Anzivino Gattinara 2005. Gattinara DOCG. Nebbiolo 100%. Garnet color with a lot of rim variation. Roses, cherries, stones, perfume, hibiscus, and faint smokey scents. A feminine wine: light and dusty tannins with ripe fruit and lots of pot-pourri and cinnamon. An impressively nuanced wine; the best Gattinara I have ever tried. ★ ★ ★
Nino Negri Inferno 2008. Valtellina Superiore DOCG. Nebbiolo 90%, Pinot nero 10%. Garnet-brick color with rim variation. A fleshy, pretty wine with raspberry fruit prevailing. But layered with darker characters as well: chocolate coffee, smoke, nuts. Still light, however with a pronounced acidity. ★ ★
Sandrone Valmaggiore 2009. Nebbiolo d’Alba DOC. Nebbiolo 100%. Ruby red. On the nose coffee and dark plum fruit obscure the qualities I’m used to in a Roero Nebbiolo. This one is more serious with a concentrated cherry jam fruit, a touch of marzipan, perfume, and medicinal herbs. It’s a bit tart but I think with a few years that quality could evolve to a prettier and more refreshing quality. ★
Flight #3: Barolo and Barbaresco, the best Nebbioli of the Langhe
Cantina del Pino Ovello 2007. Barbaresco DOCG. Nebbiolo 100%. (Barbaresco township) Garnet color. Balsamic, strawberry, mint, and musky perfume. Sweet red fruit needs time to ripen in this classic wine. As usual the Ovello could strike the drinker as too harsh, acidic, and tannic but it just needs time to turn all that power into something more polished. I had a little left in the bottle for over 48 hours. Tasting it the next night, and night after, I found it just kept getting better and better. ★ ★ ☆
Azelia Bricco Fiasco 2007. Barolo DOCG. Nebbiolo 100%. (Castiglione Falletto township) Deep garnet-purple. A tightly wound yet fleshy wine. It does what every Barolo should: impress and evolve with its delicate nuances but challenge. Great balance and harmony is achieved with a nexus of cocoa, black coffee, moss, cellar floor, mineral, violets, and mint aromas. The mouth is velveteen and the finish mouth-watering. ★ ★ ☆
Benevelli Barolo 2007. Barolo DOCG. Nebbiolo 100%. (Monforte d’Alba township) Made from Ravera, Mosconi, and Le Coste cru. Deep garnet-purple. A hefty and tannic wine but again, since it’s a 2007, it becomes magically approachable. On the nose I get a smoky cherry quality with black licorice, medicinal herbs, cinnamon, clove, and potpourri. Tannins are not overly harsh but rounded out by dark plum and blackberry fruit and lifted by a pronounced floral streak. ★ ★
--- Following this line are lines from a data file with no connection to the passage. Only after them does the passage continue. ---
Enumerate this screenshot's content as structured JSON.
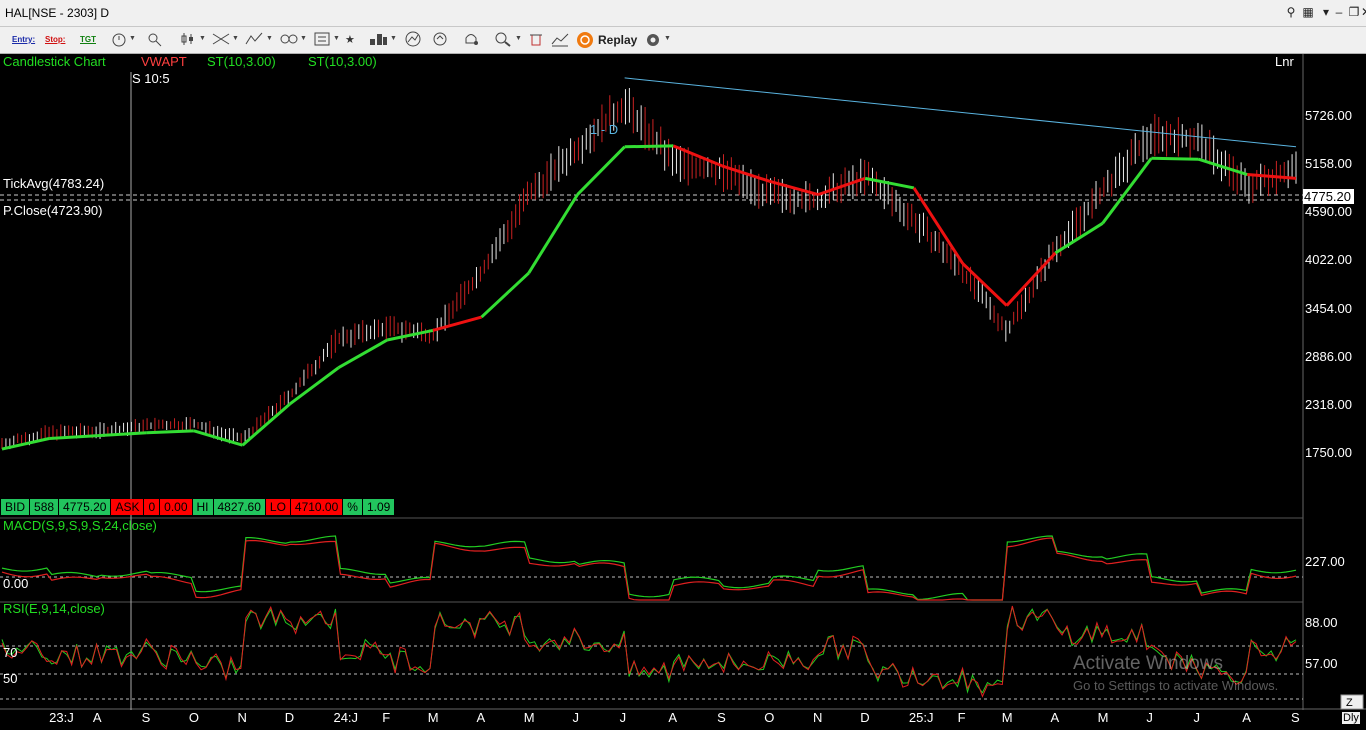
{
  "window": {
    "title": "HAL[NSE - 2303] D"
  },
  "toolbar": {
    "entry": "Entry:",
    "stop": "Stop:",
    "tgt": "TGT",
    "replay": "Replay"
  },
  "price_panel": {
    "chart_type": "Candlestick Chart",
    "indicators": [
      "VWAPT",
      "ST(10,3.00)",
      "ST(10,3.00)"
    ],
    "cursor_label": "S 10:5",
    "scale": "Lnr",
    "tick_avg": "TickAvg(4783.24)",
    "prev_close": "P.Close(4723.90)",
    "trendline_label": "1 - D",
    "last_price": "4775.20",
    "y_ticks": [
      "5726.00",
      "5158.00",
      "4590.00",
      "4022.00",
      "3454.00",
      "2886.00",
      "2318.00",
      "1750.00"
    ]
  },
  "quote": {
    "bid_label": "BID",
    "bid_qty": "588",
    "bid": "4775.20",
    "ask_label": "ASK",
    "ask_qty": "0",
    "ask": "0.00",
    "hi_label": "HI",
    "hi": "4827.60",
    "lo_label": "LO",
    "lo": "4710.00",
    "pct_label": "%",
    "pct": "1.09"
  },
  "macd": {
    "label": "MACD(S,9,S,9,S,24,close)",
    "zero": "0.00",
    "tick": "227.00"
  },
  "rsi": {
    "label": "RSI(E,9,14,close)",
    "l70": "70",
    "l50": "50",
    "ticks": [
      "88.00",
      "57.00"
    ]
  },
  "x_axis": [
    "23:J",
    "A",
    "S",
    "O",
    "N",
    "D",
    "24:J",
    "F",
    "M",
    "A",
    "M",
    "J",
    "J",
    "A",
    "S",
    "O",
    "N",
    "D",
    "25:J",
    "F",
    "M",
    "A",
    "M",
    "J",
    "J",
    "A",
    "S"
  ],
  "period_button": "Dly",
  "watermark": {
    "line1": "Activate Windows",
    "line2": "Go to Settings to activate Windows."
  },
  "chart_data": {
    "type": "line",
    "title": "HAL[NSE - 2303] D",
    "y_scale": "linear",
    "ylim": [
      1350,
      5950
    ],
    "series": [
      {
        "name": "ST(10,3.00)",
        "x": [
          "2023-06-01",
          "2023-07-01",
          "2023-08-01",
          "2023-09-01",
          "2023-10-01",
          "2023-11-01",
          "2023-12-01",
          "2024-01-01",
          "2024-02-01",
          "2024-03-01",
          "2024-04-01",
          "2024-05-01",
          "2024-06-01",
          "2024-07-01",
          "2024-08-01",
          "2024-09-01",
          "2024-10-01",
          "2024-11-01",
          "2024-12-01",
          "2025-01-01",
          "2025-02-01",
          "2025-03-01",
          "2025-04-01",
          "2025-05-01",
          "2025-06-01",
          "2025-07-01",
          "2025-08-01",
          "2025-09-01"
        ],
        "values": [
          1820,
          1930,
          1960,
          1990,
          2010,
          1860,
          2290,
          2670,
          2960,
          3060,
          3200,
          3660,
          4480,
          4980,
          4990,
          4780,
          4620,
          4480,
          4650,
          4550,
          3760,
          3320,
          3870,
          4180,
          4860,
          4850,
          4690,
          4650
        ]
      }
    ],
    "close_series": {
      "name": "Close",
      "values": [
        1880,
        1990,
        2010,
        2060,
        2080,
        1920,
        2380,
        2980,
        3090,
        3020,
        3680,
        4470,
        4980,
        5420,
        4820,
        4720,
        4480,
        4420,
        4680,
        4220,
        3680,
        3060,
        3920,
        4510,
        5110,
        5050,
        4560,
        4775
      ]
    },
    "trendline": {
      "x": [
        "2024-07-01",
        "2025-09-01"
      ],
      "values": [
        5700,
        4980
      ]
    },
    "reference_lines": {
      "tick_avg": 4783.24,
      "prev_close": 4723.9
    }
  }
}
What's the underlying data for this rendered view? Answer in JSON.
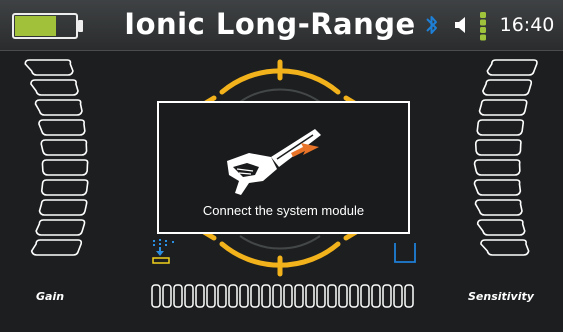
{
  "header": {
    "title": "Ionic Long-Range",
    "time": "16:40",
    "battery_level": 0.7,
    "battery_color": "#a2c13a"
  },
  "status_icons": [
    "bluetooth-icon",
    "volume-icon",
    "signal-level-icon"
  ],
  "colors": {
    "accent_yellow": "#f2b21b",
    "bluetooth_blue": "#1e7fd6",
    "level_green": "#9fc33a",
    "background": "#1c1e1f"
  },
  "left_scale": {
    "label": "Gain",
    "segments": 10
  },
  "right_scale": {
    "label": "Sensitivity",
    "segments": 10
  },
  "dialog": {
    "message": "Connect the system module"
  },
  "bottom_meter": {
    "segments": 24
  }
}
I gave the Cantina del Pino and Azelia both two and a half stars, but for different reasons. While the Cantina del Pino was not very approachable upon first being opened, I know this wine and I know it develops gorgeously over time so I wans’t expecting it to be likeable right away. The Azelia was, however, likable right away. It was a favorite in the group. While it is certainly an outstanding wine, I have no idea how this one will age and develop and I’d wage bets the Ovello will last longer. As for the Benevelli, it also showed as a quality Monforte 2007 Barolo should but I felt the Azelia was a little more layered, and therefore gave it a half star less. For more on how I assign stars, see my article, My stars (Le mie stelle).